## Website and app data records
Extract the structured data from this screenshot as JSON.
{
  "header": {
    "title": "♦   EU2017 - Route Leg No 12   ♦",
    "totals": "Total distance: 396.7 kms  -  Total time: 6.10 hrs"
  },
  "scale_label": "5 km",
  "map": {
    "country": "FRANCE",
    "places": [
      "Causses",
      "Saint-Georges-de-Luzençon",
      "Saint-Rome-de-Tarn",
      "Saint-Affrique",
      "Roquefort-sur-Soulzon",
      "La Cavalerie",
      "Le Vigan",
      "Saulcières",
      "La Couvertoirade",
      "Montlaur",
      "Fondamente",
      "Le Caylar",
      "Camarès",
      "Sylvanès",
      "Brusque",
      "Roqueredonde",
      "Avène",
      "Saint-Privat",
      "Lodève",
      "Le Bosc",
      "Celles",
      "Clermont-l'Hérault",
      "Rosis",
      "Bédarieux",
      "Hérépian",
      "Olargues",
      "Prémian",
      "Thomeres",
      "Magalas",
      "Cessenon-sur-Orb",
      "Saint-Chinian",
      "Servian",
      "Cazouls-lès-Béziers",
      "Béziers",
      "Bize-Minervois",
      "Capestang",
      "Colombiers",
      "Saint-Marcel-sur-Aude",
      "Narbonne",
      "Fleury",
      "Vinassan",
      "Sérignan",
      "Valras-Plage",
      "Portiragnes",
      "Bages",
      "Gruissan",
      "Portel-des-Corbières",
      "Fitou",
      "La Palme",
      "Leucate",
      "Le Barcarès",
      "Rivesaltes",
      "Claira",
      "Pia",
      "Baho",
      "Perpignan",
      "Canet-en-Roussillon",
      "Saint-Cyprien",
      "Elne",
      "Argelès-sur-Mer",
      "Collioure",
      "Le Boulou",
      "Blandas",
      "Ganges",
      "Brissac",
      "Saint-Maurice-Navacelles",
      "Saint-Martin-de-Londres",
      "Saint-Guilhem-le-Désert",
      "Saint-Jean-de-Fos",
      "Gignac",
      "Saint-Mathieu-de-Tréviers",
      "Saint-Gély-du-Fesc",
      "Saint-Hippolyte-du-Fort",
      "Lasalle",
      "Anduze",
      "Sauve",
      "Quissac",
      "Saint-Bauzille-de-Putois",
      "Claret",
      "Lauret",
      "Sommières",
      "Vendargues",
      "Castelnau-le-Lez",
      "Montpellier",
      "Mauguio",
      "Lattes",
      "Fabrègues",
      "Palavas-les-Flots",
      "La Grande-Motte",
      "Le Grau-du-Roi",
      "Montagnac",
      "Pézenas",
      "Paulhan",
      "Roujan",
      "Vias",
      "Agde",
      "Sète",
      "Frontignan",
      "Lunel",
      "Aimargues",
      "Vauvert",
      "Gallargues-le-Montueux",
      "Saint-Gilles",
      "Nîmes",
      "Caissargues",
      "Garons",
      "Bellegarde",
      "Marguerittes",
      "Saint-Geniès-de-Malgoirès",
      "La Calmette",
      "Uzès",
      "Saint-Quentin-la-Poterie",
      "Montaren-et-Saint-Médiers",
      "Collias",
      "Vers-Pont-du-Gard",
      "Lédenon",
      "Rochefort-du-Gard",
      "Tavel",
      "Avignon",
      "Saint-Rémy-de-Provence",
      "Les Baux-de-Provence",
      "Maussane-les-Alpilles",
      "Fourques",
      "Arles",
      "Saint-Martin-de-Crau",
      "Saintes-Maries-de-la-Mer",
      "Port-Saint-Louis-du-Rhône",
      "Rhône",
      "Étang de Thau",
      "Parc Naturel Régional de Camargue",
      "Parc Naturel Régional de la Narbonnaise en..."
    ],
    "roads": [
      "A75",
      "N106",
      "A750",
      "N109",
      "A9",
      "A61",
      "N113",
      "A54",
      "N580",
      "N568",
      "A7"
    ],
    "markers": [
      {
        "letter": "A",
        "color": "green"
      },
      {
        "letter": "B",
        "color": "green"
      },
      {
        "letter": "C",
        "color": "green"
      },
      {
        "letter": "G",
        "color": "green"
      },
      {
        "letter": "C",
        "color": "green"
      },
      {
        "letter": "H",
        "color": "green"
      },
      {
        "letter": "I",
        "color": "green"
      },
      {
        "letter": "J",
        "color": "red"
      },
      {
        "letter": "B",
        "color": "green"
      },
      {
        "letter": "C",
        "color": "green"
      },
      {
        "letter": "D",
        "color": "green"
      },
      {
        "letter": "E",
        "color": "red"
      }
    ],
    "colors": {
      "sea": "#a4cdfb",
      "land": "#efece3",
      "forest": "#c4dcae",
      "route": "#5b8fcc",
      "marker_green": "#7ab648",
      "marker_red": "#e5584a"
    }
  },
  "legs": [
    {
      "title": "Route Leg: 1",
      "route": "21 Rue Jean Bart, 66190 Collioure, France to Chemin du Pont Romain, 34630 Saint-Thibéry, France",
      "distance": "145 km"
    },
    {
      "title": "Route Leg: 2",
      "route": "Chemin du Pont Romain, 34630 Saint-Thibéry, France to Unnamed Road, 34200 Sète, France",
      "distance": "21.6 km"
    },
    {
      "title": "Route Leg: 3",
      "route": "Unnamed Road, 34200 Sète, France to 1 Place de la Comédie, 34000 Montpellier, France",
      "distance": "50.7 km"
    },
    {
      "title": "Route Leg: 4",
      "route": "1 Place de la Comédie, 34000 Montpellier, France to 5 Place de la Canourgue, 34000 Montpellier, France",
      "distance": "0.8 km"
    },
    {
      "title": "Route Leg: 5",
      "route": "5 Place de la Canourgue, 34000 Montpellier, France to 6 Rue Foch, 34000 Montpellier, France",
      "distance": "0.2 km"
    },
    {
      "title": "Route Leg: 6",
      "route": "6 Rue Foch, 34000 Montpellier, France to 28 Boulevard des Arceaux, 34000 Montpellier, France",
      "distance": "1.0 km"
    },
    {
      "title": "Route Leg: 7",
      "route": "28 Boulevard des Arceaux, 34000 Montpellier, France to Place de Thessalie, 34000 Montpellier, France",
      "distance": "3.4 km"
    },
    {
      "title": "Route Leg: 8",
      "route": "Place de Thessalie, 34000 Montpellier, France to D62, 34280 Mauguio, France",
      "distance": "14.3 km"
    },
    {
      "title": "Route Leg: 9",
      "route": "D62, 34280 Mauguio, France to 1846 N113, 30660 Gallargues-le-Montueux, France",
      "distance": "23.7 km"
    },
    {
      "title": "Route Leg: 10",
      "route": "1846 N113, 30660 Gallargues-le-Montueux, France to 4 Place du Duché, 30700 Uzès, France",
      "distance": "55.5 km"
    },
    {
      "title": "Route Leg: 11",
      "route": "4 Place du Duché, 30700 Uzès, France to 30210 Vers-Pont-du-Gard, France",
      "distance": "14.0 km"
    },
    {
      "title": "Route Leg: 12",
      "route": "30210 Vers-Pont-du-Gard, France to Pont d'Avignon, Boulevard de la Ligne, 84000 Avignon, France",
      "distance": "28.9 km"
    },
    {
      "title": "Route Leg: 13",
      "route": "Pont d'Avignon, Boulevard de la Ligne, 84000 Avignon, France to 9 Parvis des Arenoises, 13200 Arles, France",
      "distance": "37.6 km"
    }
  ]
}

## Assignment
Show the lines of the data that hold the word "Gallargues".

## Output below
      "Gallargues-le-Montueux",
      "route": "D62, 34280 Mauguio, France to 1846 N113, 30660 Gallargues-le-Montueux, France",
      "route": "1846 N113, 30660 Gallargues-le-Montueux, France to 4 Place du Duché, 30700 Uzès, France",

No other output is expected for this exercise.